═════ AVAILABLE DATA ═════

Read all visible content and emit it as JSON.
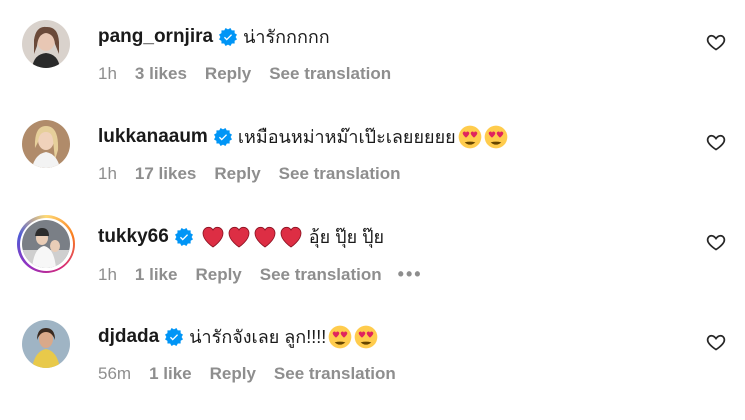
{
  "comments": [
    {
      "username": "pang_ornjira",
      "text": "น่ารักกกกก",
      "emojis": [],
      "time": "1h",
      "likes": "3 likes",
      "reply": "Reply",
      "translate": "See translation",
      "avatar_color": "#b89a8c"
    },
    {
      "username": "lukkanaaum",
      "text": "เหมือนหม่าหม๊าเป๊ะเลยยยยย",
      "emojis": [
        "heart-eyes-emoji",
        "heart-eyes-emoji"
      ],
      "time": "1h",
      "likes": "17 likes",
      "reply": "Reply",
      "translate": "See translation",
      "avatar_color": "#c9a27a"
    },
    {
      "username": "tukky66",
      "text_prefix_emojis": [
        "red-heart-emoji",
        "red-heart-emoji",
        "red-heart-emoji",
        "red-heart-emoji"
      ],
      "text": "อุ้ย ปุ๊ย ปุ๊ย",
      "time": "1h",
      "likes": "1 like",
      "reply": "Reply",
      "translate": "See translation",
      "more": "•••",
      "avatar_color": "#8a8f96",
      "has_story_ring": true
    },
    {
      "username": "djdada",
      "text": "น่ารักจังเลย ลูก!!!!",
      "emojis": [
        "heart-eyes-emoji",
        "heart-eyes-emoji"
      ],
      "time": "56m",
      "likes": "1 like",
      "reply": "Reply",
      "translate": "See translation",
      "avatar_color": "#d9c36a"
    }
  ],
  "colors": {
    "verified": "#0095f6",
    "muted": "#8e8e8e",
    "text": "#262626",
    "heart_red": "#ed1c24",
    "emoji_yellow": "#ffcc4d"
  }
}
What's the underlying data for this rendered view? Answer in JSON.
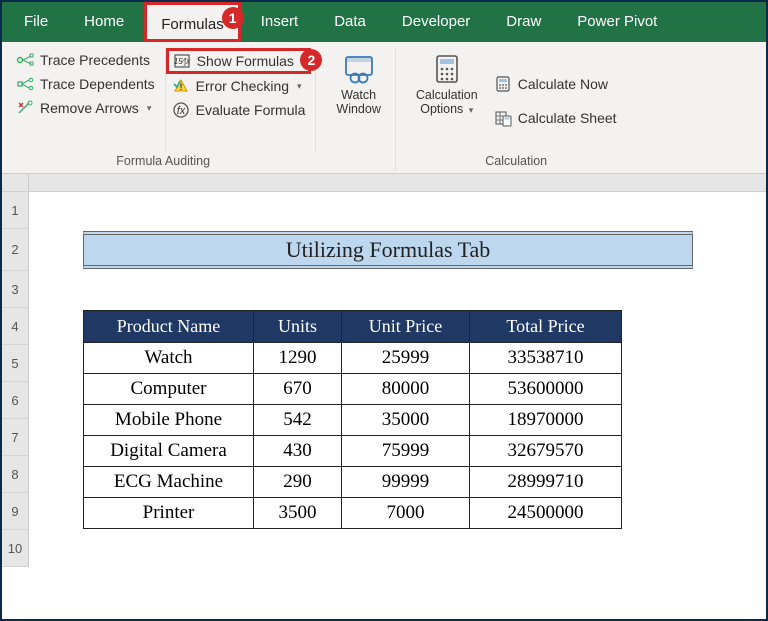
{
  "menubar": {
    "tabs": [
      "File",
      "Home",
      "Formulas",
      "Insert",
      "Data",
      "Developer",
      "Draw",
      "Power Pivot"
    ],
    "active_index": 2,
    "callout_1": "1"
  },
  "ribbon": {
    "auditing": {
      "trace_precedents": "Trace Precedents",
      "trace_dependents": "Trace Dependents",
      "remove_arrows": "Remove Arrows",
      "show_formulas": "Show Formulas",
      "error_checking": "Error Checking",
      "evaluate_formula": "Evaluate Formula",
      "group_label": "Formula Auditing",
      "callout_2": "2"
    },
    "watch": {
      "line1": "Watch",
      "line2": "Window"
    },
    "calc": {
      "options_line1": "Calculation",
      "options_line2": "Options",
      "calculate_now": "Calculate Now",
      "calculate_sheet": "Calculate Sheet",
      "group_label": "Calculation"
    }
  },
  "title": "Utilizing Formulas Tab",
  "headers": [
    "Product Name",
    "Units",
    "Unit Price",
    "Total Price"
  ],
  "rows": [
    {
      "name": "Watch",
      "units": "1290",
      "price": "25999",
      "total": "33538710"
    },
    {
      "name": "Computer",
      "units": "670",
      "price": "80000",
      "total": "53600000"
    },
    {
      "name": "Mobile Phone",
      "units": "542",
      "price": "35000",
      "total": "18970000"
    },
    {
      "name": "Digital Camera",
      "units": "430",
      "price": "75999",
      "total": "32679570"
    },
    {
      "name": "ECG Machine",
      "units": "290",
      "price": "99999",
      "total": "28999710"
    },
    {
      "name": "Printer",
      "units": "3500",
      "price": "7000",
      "total": "24500000"
    }
  ],
  "rownums": [
    "1",
    "2",
    "3",
    "4",
    "5",
    "6",
    "7",
    "8",
    "9",
    "10"
  ]
}
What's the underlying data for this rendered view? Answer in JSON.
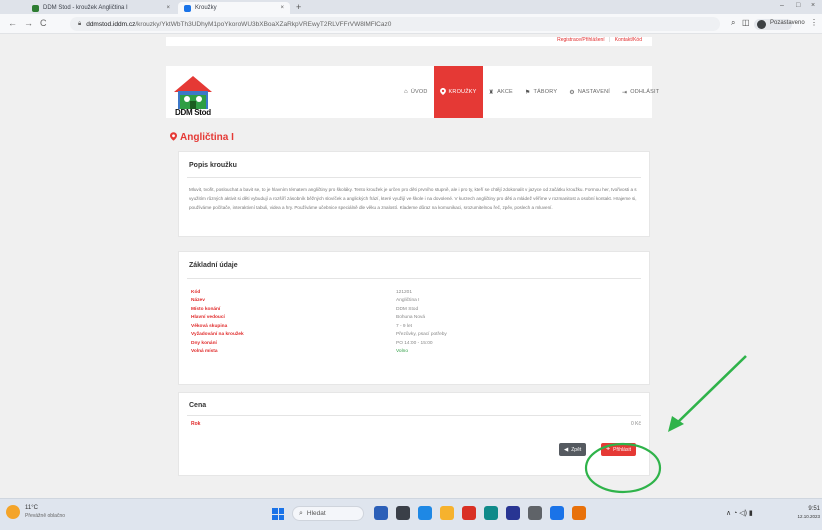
{
  "browser": {
    "tabs": [
      {
        "title": "DDM Stod - kroužek Angličtina I",
        "close": "×"
      },
      {
        "title": "Kroužky",
        "close": "×"
      }
    ],
    "new_tab": "+",
    "win_controls": {
      "minimize": "–",
      "maximize": "□",
      "close": "×"
    },
    "nav": {
      "back": "←",
      "forward": "→",
      "reload": "C"
    },
    "url_host": "ddmstod.iddm.cz",
    "url_path": "/krouzky/YktWbTh3UDhyM1poYkoroWU3bXBoaXZaRkpVREwyT2RLVFFrVW8lMFlCaz0",
    "profile_label": "Pozastaveno"
  },
  "site": {
    "top_links": {
      "register": "Registrace/Přihlášení",
      "contact": "Kontakt/Kód"
    },
    "logo_text": "DDM Stod",
    "brand_color": "#e53935",
    "menu": [
      {
        "icon": "home-icon",
        "glyph": "⌂",
        "label": "ÚVOD",
        "active": false
      },
      {
        "icon": "pin-icon",
        "glyph": "⬤",
        "label": "KROUŽKY",
        "active": true
      },
      {
        "icon": "trophy-icon",
        "glyph": "♜",
        "label": "AKCE",
        "active": false
      },
      {
        "icon": "flag-icon",
        "glyph": "⚑",
        "label": "TÁBORY",
        "active": false
      },
      {
        "icon": "gear-icon",
        "glyph": "⚙",
        "label": "NASTAVENÍ",
        "active": false
      },
      {
        "icon": "logout-icon",
        "glyph": "⇥",
        "label": "ODHLÁSIT",
        "active": false
      }
    ]
  },
  "course": {
    "title": "Angličtina I",
    "description_heading": "Popis kroužku",
    "description": "Mluvit, tvořit, poslouchat a bavit se, to je hlavním tématem angličtiny pro školáky. Tento kroužek je určen pro děti prvního stupně, ale i pro ty, kteří se chtějí zdokonalit v jazyce od začátku kroužku. Formou her, tvořivosti a s využitím různých aktivit si děti vybudují a rozšíří zásobník běžných slovíček a anglických frází, které využijí ve škole i na dovolené. V kurzech angličtiny pro děti a mládež věříme v rozmanitost a osobní kontakt. Hrajeme si, používáme počítače, interaktivní tabuli, videa a hry. Používáme učebnice speciálně dle věku a znalostí. Klademe důraz na komunikaci, srozumitelnou řeč, zpěv, poslech a mluvení.",
    "info_heading": "Základní údaje",
    "info": [
      {
        "label": "Kód",
        "value": "121201"
      },
      {
        "label": "Název",
        "value": "Angličtina I"
      },
      {
        "label": "Místo konání",
        "value": "DDM Stod"
      },
      {
        "label": "Hlavní vedoucí",
        "value": "Bohuna Nová"
      },
      {
        "label": "Věková skupina",
        "value": "7 - 9 let"
      },
      {
        "label": "Vyžadování na kroužek",
        "value": "Přezůvky, psací potřeby"
      },
      {
        "label": "Dny konání",
        "value": "PO 14:00 - 15:00"
      },
      {
        "label": "Volná místa",
        "value": "Volno"
      }
    ],
    "price_heading": "Cena",
    "price_label": "Rok",
    "price_value": "0 Kč",
    "back_button": "Zpět",
    "signup_button": "Přihlásit"
  },
  "taskbar": {
    "weather_temp": "11°C",
    "weather_desc": "Převážně oblačno",
    "search_placeholder": "Hledat",
    "clock_time": "9:51",
    "clock_date": "12.10.2023",
    "tray": "∧  ◔  ◁)  ▮"
  }
}
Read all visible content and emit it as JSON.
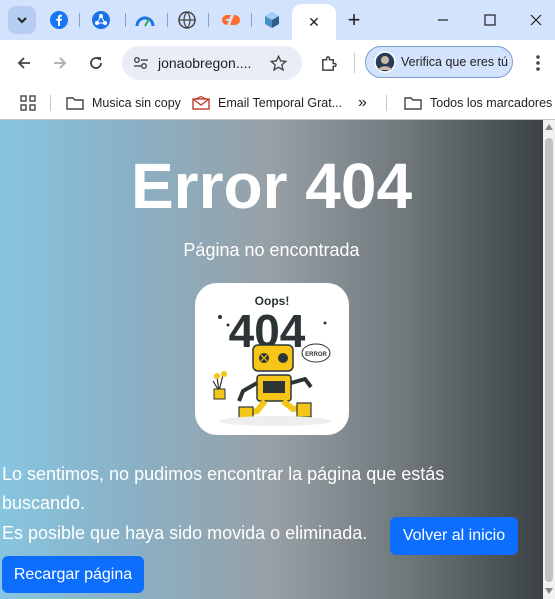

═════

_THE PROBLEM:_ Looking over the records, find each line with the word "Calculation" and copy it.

_THE ANSWER:_
      "options_line1": "Calculation",
      "group_label": "Calculation"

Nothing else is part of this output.